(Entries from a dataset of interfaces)
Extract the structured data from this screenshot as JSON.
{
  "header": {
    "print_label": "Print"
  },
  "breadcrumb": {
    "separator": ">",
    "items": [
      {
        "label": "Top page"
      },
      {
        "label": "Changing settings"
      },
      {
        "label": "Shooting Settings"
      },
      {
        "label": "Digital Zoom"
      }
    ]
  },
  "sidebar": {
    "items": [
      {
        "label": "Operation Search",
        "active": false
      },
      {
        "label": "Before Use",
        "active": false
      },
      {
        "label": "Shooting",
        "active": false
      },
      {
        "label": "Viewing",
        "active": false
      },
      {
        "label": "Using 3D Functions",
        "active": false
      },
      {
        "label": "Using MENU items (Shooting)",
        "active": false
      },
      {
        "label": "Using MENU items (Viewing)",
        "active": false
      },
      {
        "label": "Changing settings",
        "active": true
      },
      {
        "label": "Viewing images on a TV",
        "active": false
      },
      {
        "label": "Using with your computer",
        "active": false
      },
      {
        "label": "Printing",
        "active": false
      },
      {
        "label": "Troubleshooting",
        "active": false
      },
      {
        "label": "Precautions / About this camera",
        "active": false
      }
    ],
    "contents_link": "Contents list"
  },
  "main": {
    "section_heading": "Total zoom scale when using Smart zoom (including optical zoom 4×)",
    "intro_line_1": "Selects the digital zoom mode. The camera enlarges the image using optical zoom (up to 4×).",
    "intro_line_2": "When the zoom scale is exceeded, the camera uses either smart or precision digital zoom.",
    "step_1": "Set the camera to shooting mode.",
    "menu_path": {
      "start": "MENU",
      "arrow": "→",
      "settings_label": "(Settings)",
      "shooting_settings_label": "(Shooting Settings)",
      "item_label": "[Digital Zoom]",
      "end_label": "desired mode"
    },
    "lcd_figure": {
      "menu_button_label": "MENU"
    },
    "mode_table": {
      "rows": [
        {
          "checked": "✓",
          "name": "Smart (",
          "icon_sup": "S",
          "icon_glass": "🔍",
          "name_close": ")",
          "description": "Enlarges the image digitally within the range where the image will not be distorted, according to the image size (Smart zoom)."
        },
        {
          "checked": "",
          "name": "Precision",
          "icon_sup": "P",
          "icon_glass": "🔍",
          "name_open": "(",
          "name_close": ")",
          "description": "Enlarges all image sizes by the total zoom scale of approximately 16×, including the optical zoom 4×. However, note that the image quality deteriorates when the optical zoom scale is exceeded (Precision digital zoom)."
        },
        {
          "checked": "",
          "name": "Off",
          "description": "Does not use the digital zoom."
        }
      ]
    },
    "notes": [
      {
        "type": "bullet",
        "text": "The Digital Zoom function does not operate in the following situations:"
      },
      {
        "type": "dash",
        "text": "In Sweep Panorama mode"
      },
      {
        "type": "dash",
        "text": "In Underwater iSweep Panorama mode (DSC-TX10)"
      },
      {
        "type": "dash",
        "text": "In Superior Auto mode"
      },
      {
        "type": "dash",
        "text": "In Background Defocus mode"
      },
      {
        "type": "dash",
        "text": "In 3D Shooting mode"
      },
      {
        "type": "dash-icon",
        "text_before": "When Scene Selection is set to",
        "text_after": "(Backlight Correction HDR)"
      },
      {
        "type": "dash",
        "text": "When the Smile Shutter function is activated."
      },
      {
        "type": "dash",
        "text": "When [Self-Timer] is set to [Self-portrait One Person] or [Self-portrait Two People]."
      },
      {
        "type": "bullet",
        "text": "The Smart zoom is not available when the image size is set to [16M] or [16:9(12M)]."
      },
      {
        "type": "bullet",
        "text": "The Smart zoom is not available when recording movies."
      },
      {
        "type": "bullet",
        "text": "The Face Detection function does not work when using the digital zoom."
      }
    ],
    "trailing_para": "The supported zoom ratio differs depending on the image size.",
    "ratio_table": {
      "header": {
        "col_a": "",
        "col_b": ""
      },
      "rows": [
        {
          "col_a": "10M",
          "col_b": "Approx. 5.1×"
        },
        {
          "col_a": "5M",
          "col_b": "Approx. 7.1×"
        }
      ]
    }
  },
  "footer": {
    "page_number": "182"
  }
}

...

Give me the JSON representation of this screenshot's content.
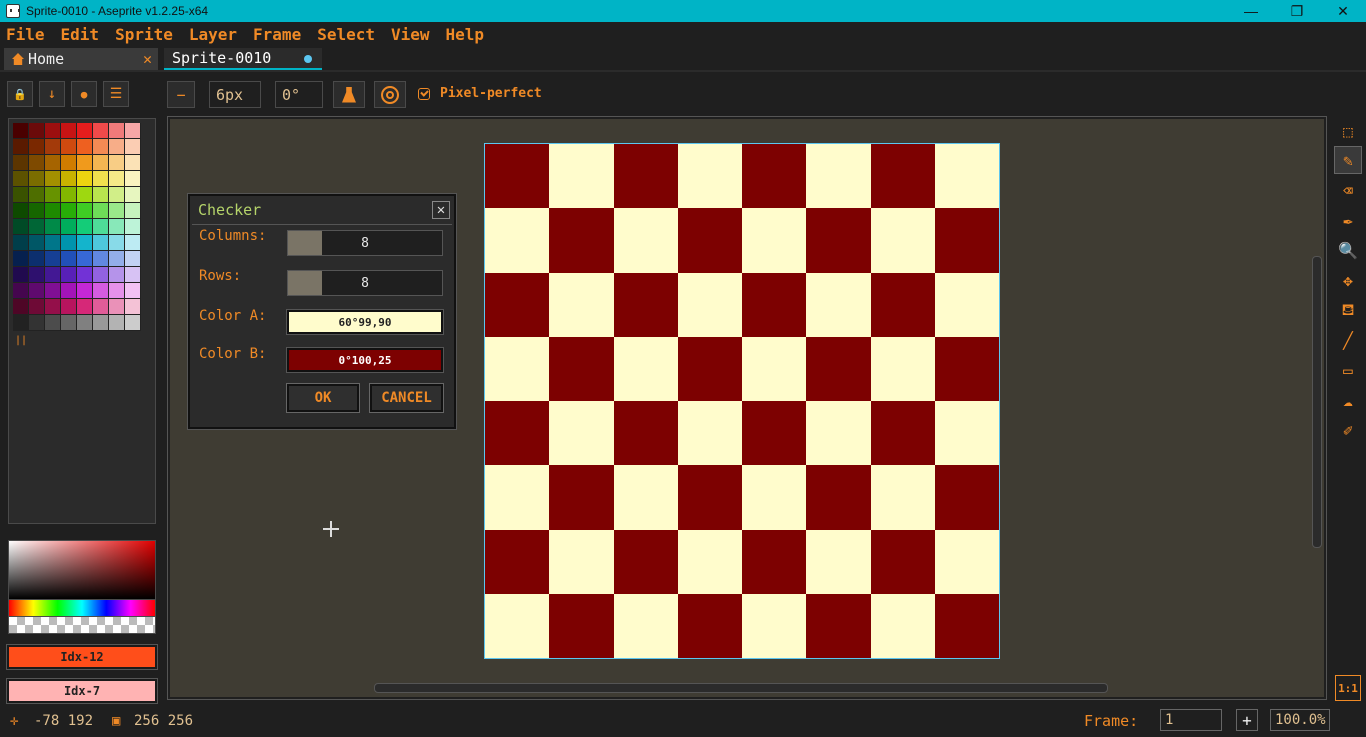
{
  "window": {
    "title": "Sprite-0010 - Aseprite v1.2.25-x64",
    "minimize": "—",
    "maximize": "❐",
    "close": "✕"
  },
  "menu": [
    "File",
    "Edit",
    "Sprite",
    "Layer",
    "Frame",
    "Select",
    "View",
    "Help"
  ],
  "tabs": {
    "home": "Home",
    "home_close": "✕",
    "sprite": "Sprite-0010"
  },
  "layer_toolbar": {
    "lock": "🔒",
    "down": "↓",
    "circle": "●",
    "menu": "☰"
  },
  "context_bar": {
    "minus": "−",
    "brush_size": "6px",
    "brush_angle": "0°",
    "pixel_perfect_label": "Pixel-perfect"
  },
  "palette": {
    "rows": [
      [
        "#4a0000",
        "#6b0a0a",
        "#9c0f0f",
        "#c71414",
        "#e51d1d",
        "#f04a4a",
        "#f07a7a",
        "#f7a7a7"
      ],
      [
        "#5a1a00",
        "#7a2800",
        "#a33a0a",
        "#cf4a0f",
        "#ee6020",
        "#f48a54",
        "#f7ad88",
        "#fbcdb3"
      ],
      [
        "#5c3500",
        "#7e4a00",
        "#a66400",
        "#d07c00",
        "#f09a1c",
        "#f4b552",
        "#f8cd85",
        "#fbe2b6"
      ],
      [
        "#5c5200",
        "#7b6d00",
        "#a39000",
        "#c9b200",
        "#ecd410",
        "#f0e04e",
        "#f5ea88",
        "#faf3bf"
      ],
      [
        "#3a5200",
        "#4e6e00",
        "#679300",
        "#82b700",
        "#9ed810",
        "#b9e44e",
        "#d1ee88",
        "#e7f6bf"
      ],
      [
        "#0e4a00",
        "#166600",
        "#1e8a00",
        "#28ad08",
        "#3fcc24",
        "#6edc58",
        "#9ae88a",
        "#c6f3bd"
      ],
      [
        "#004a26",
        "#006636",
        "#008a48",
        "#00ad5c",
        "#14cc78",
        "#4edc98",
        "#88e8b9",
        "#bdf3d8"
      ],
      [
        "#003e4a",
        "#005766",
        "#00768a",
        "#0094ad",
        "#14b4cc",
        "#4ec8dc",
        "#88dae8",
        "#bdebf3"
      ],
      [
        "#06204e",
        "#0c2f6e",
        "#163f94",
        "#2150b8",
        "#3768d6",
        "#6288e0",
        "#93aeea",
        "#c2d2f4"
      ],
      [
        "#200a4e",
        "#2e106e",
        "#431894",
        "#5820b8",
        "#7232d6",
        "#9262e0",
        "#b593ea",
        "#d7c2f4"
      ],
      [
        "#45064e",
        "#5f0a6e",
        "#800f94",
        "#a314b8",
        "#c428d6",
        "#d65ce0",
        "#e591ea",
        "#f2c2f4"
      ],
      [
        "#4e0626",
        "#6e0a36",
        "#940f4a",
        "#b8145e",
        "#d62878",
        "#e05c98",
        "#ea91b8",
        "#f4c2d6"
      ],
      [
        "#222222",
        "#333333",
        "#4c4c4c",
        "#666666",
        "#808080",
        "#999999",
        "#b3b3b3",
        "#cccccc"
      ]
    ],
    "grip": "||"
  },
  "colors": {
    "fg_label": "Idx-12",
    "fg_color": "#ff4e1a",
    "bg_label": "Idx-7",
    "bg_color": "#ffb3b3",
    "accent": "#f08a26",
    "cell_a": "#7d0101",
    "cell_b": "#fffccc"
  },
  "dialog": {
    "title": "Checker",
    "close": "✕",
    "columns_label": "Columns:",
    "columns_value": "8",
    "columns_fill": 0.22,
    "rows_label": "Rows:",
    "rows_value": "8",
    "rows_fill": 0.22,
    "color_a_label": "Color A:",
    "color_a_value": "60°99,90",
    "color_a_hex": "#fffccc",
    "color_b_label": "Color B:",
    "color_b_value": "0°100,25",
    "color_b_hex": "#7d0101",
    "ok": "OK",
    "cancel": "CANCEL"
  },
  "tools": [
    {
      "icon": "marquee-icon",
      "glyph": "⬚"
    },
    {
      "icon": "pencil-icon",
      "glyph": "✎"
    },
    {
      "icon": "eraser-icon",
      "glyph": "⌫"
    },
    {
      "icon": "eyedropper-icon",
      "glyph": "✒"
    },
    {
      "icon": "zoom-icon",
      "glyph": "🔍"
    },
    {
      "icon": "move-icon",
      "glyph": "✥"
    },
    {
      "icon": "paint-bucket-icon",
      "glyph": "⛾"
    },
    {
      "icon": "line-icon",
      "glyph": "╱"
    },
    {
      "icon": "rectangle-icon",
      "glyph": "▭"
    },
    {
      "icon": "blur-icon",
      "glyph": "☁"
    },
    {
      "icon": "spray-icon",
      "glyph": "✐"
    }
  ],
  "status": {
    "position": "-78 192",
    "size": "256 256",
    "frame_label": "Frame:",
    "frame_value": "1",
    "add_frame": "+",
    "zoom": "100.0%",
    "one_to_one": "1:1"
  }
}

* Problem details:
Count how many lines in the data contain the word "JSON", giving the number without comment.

* Output for this exercise:
2